(Excerpts from an interface dataset)
* * * *

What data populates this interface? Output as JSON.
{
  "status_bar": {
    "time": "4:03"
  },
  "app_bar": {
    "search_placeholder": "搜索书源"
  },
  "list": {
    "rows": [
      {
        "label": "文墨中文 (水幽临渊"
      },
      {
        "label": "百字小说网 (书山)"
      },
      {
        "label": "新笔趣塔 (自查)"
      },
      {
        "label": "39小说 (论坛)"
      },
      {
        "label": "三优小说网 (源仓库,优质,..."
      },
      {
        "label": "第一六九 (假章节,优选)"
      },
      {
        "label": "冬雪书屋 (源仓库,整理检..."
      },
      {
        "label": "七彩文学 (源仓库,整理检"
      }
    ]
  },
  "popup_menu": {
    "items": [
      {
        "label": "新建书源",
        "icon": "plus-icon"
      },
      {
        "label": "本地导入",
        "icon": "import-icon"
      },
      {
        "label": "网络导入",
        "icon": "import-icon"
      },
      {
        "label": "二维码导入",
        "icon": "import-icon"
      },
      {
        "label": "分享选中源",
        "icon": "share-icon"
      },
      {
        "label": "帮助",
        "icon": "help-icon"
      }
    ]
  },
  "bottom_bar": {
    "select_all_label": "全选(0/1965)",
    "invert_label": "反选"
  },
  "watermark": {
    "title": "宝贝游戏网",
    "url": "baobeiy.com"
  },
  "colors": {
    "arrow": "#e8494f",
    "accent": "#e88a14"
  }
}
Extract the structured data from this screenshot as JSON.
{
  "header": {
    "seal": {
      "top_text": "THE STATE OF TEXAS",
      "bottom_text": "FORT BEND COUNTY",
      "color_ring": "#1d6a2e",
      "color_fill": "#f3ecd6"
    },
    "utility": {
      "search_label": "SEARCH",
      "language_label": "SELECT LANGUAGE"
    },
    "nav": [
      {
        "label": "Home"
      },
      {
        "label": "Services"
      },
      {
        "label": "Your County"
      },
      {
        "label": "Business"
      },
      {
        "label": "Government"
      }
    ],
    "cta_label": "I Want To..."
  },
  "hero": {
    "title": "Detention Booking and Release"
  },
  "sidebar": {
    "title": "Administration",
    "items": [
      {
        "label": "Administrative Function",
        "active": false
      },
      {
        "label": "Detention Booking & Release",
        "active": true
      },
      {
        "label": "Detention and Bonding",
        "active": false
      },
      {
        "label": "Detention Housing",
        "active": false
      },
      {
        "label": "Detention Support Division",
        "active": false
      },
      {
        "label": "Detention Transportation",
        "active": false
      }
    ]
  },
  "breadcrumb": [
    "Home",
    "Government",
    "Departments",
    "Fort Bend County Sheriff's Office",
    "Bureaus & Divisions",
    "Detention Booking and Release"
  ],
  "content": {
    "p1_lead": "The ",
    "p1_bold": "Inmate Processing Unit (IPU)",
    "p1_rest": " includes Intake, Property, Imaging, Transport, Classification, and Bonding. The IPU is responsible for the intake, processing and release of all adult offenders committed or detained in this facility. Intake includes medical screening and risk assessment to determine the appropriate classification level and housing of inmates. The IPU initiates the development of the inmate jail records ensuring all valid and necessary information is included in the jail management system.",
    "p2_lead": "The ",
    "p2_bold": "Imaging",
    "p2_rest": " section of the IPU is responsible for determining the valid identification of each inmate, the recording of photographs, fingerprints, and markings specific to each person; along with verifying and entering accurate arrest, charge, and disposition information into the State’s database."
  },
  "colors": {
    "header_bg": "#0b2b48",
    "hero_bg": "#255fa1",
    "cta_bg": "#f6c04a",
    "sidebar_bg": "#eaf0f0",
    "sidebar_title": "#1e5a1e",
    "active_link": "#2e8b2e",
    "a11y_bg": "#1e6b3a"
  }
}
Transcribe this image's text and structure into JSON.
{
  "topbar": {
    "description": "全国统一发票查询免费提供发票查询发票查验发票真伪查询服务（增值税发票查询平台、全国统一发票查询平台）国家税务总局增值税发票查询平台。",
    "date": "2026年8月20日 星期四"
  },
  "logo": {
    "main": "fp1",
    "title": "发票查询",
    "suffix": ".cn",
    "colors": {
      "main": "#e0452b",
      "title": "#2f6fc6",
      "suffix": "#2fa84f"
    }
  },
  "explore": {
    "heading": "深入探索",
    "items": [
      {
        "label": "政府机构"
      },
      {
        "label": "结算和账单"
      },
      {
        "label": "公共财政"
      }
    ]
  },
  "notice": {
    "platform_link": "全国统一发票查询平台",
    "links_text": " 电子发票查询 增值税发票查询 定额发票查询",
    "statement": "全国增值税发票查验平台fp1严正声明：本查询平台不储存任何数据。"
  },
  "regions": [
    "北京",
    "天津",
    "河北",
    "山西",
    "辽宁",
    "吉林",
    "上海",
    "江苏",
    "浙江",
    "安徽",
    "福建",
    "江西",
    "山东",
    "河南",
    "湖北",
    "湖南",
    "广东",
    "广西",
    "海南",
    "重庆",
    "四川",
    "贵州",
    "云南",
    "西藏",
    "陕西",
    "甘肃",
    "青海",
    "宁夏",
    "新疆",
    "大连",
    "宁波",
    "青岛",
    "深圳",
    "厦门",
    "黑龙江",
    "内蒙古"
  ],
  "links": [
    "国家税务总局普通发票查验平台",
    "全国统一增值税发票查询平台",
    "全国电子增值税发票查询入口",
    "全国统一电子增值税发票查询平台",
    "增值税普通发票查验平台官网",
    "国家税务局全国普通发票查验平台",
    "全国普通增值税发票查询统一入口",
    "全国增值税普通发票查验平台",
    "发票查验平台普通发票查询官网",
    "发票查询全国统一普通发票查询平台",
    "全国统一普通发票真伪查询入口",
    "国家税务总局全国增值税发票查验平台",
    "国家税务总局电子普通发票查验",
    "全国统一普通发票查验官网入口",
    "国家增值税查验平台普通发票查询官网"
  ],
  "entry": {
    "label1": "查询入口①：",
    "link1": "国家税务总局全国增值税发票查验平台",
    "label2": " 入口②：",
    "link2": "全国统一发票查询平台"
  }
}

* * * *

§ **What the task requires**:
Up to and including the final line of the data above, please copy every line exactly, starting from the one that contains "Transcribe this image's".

§ **Task output**:
Transcribe this image's text and structure into JSON.
{
  "topbar": {
    "description": "全国统一发票查询免费提供发票查询发票查验发票真伪查询服务（增值税发票查询平台、全国统一发票查询平台）国家税务总局增值税发票查询平台。",
    "date": "2026年8月20日 星期四"
  },
  "logo": {
    "main": "fp1",
    "title": "发票查询",
    "suffix": ".cn",
    "colors": {
      "main": "#e0452b",
      "title": "#2f6fc6",
      "suffix": "#2fa84f"
    }
  },
  "explore": {
    "heading": "深入探索",
    "items": [
      {
        "label": "政府机构"
      },
      {
        "label": "结算和账单"
      },
      {
        "label": "公共财政"
      }
    ]
  },
  "notice": {
    "platform_link": "全国统一发票查询平台",
    "links_text": " 电子发票查询 增值税发票查询 定额发票查询",
    "statement": "全国增值税发票查验平台fp1严正声明：本查询平台不储存任何数据。"
  },
  "regions": [
    "北京",
    "天津",
    "河北",
    "山西",
    "辽宁",
    "吉林",
    "上海",
    "江苏",
    "浙江",
    "安徽",
    "福建",
    "江西",
    "山东",
    "河南",
    "湖北",
    "湖南",
    "广东",
    "广西",
    "海南",
    "重庆",
    "四川",
    "贵州",
    "云南",
    "西藏",
    "陕西",
    "甘肃",
    "青海",
    "宁夏",
    "新疆",
    "大连",
    "宁波",
    "青岛",
    "深圳",
    "厦门",
    "黑龙江",
    "内蒙古"
  ],
  "links": [
    "国家税务总局普通发票查验平台",
    "全国统一增值税发票查询平台",
    "全国电子增值税发票查询入口",
    "全国统一电子增值税发票查询平台",
    "增值税普通发票查验平台官网",
    "国家税务局全国普通发票查验平台",
    "全国普通增值税发票查询统一入口",
    "全国增值税普通发票查验平台",
    "发票查验平台普通发票查询官网",
    "发票查询全国统一普通发票查询平台",
    "全国统一普通发票真伪查询入口",
    "国家税务总局全国增值税发票查验平台",
    "国家税务总局电子普通发票查验",
    "全国统一普通发票查验官网入口",
    "国家增值税查验平台普通发票查询官网"
  ],
  "entry": {
    "label1": "查询入口①：",
    "link1": "国家税务总局全国增值税发票查验平台",
    "label2": " 入口②：",
    "link2": "全国统一发票查询平台"
  }
}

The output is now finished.